I recently compared the brand impression that I get from a company that I subscribe to via email versus on Facebook. The Greenopia emailed newsletter comes to my Microsoft Outlook, and I can scroll through it and view (in a cramped space – I read emails in the bottom half-pane of my Outlook) the myriad of links and information they offer in each issue. Their logo is at the top of the email, and once I start scrolling, “poof!” the logo is no longer visibile. I try to scan the various paragraphs to see if anything interests me, and occasionally I click through to their web site. That is, I click through unless some other bright shiny email object gets my attention and I’m off on another task.
In one email newsletter, I was offered the choice to become a friend of the company on Facebook. Hmmm. Interesting, I thought, why not? I clicked through and became a friend. When a Greenopia link appeared on my Facebook newsfeed, I was struck by the brand impression it made on me. The logo was crisp and there was one simple offer for my tired brain to scan and click through or pass on. Greenopia scatters these links thoughout the week. There aren’t too many, so I don’t feel overwhelmed. There are enough, however, to create a brand impression.

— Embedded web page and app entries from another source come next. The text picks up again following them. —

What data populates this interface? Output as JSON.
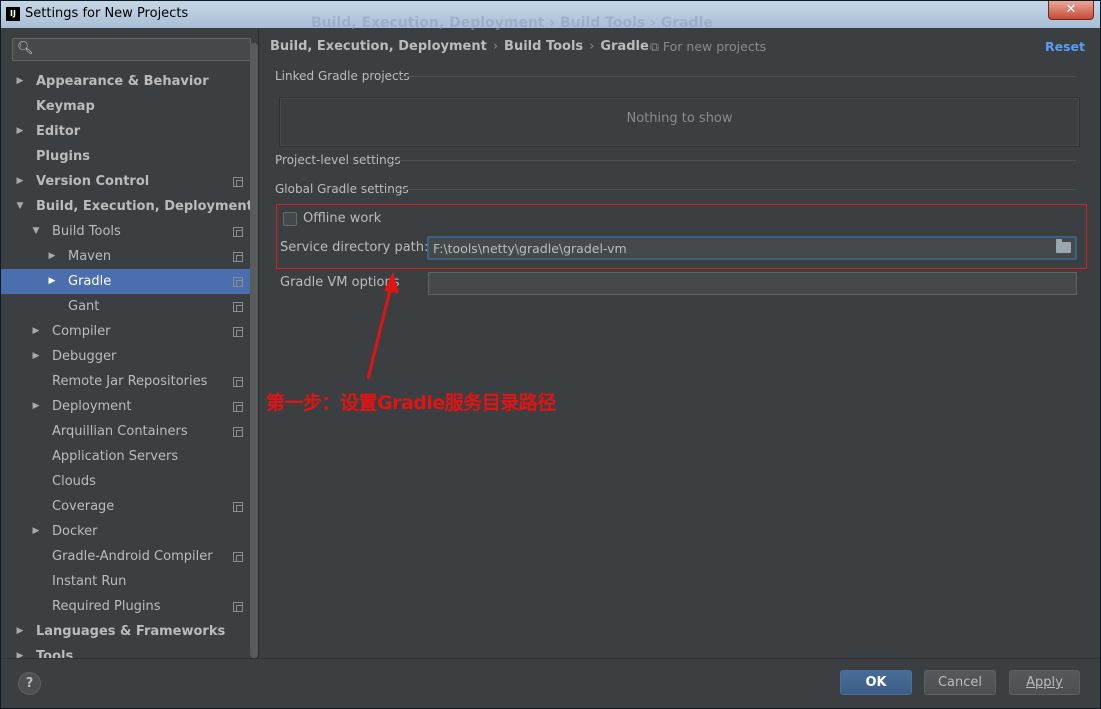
{
  "window": {
    "title": "Settings for New Projects",
    "logo": "IJ",
    "background_title": "Build, Execution, Deployment  ›  Build Tools  ›  Gradle",
    "close_glyph": "✕"
  },
  "search": {
    "placeholder": "",
    "icon": "search-icon"
  },
  "sidebar": {
    "items": [
      {
        "label": "Appearance & Behavior",
        "bold": true,
        "level": 0,
        "arrow": "▶",
        "proj": false
      },
      {
        "label": "Keymap",
        "bold": true,
        "level": 0,
        "arrow": "",
        "proj": false
      },
      {
        "label": "Editor",
        "bold": true,
        "level": 0,
        "arrow": "▶",
        "proj": false
      },
      {
        "label": "Plugins",
        "bold": true,
        "level": 0,
        "arrow": "",
        "proj": false
      },
      {
        "label": "Version Control",
        "bold": true,
        "level": 0,
        "arrow": "▶",
        "proj": true
      },
      {
        "label": "Build, Execution, Deployment",
        "bold": true,
        "level": 0,
        "arrow": "▼",
        "proj": false
      },
      {
        "label": "Build Tools",
        "bold": false,
        "level": 1,
        "arrow": "▼",
        "proj": true
      },
      {
        "label": "Maven",
        "bold": false,
        "level": 2,
        "arrow": "▶",
        "proj": true
      },
      {
        "label": "Gradle",
        "bold": false,
        "level": 2,
        "arrow": "▶",
        "proj": true,
        "selected": true
      },
      {
        "label": "Gant",
        "bold": false,
        "level": 2,
        "arrow": "",
        "proj": true
      },
      {
        "label": "Compiler",
        "bold": false,
        "level": 1,
        "arrow": "▶",
        "proj": true
      },
      {
        "label": "Debugger",
        "bold": false,
        "level": 1,
        "arrow": "▶",
        "proj": false
      },
      {
        "label": "Remote Jar Repositories",
        "bold": false,
        "level": 1,
        "arrow": "",
        "proj": true
      },
      {
        "label": "Deployment",
        "bold": false,
        "level": 1,
        "arrow": "▶",
        "proj": true
      },
      {
        "label": "Arquillian Containers",
        "bold": false,
        "level": 1,
        "arrow": "",
        "proj": true
      },
      {
        "label": "Application Servers",
        "bold": false,
        "level": 1,
        "arrow": "",
        "proj": false
      },
      {
        "label": "Clouds",
        "bold": false,
        "level": 1,
        "arrow": "",
        "proj": false
      },
      {
        "label": "Coverage",
        "bold": false,
        "level": 1,
        "arrow": "",
        "proj": true
      },
      {
        "label": "Docker",
        "bold": false,
        "level": 1,
        "arrow": "▶",
        "proj": false
      },
      {
        "label": "Gradle-Android Compiler",
        "bold": false,
        "level": 1,
        "arrow": "",
        "proj": true
      },
      {
        "label": "Instant Run",
        "bold": false,
        "level": 1,
        "arrow": "",
        "proj": false
      },
      {
        "label": "Required Plugins",
        "bold": false,
        "level": 1,
        "arrow": "",
        "proj": true
      },
      {
        "label": "Languages & Frameworks",
        "bold": true,
        "level": 0,
        "arrow": "▶",
        "proj": false
      },
      {
        "label": "Tools",
        "bold": true,
        "level": 0,
        "arrow": "▶",
        "proj": false
      }
    ]
  },
  "main": {
    "breadcrumb": [
      "Build, Execution, Deployment",
      "Build Tools",
      "Gradle"
    ],
    "breadcrumb_sep": "›",
    "for_new_projects": "⧉ For new projects",
    "reset": "Reset",
    "linked_projects_label": "Linked Gradle projects",
    "nothing_to_show": "Nothing to show",
    "project_level_label": "Project-level settings",
    "global_label": "Global Gradle settings",
    "offline_work": "Offline work",
    "offline_checked": false,
    "service_dir_label": "Service directory path:",
    "service_dir_value": "F:\\tools\\netty\\gradle\\gradel-vm",
    "vm_options_label": "Gradle VM options",
    "vm_options_value": "",
    "annotation": "第一步：设置Gradle服务目录路径",
    "annotation_color": "#e01414"
  },
  "buttons": {
    "help": "?",
    "ok": "OK",
    "cancel": "Cancel",
    "apply": "Apply"
  }
}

The logo and one link offered for me to click through, displayed on a full screen? Or, the email newsletter where the logo disappears upon scrolling and there are many links offered for click-through? I prefer the Facebook option. Furthermore, there is no spam filter on Facebook that will prevent me from seeing something I opted into. In this environment where we are inundated with information, Facebook builds brand better than email.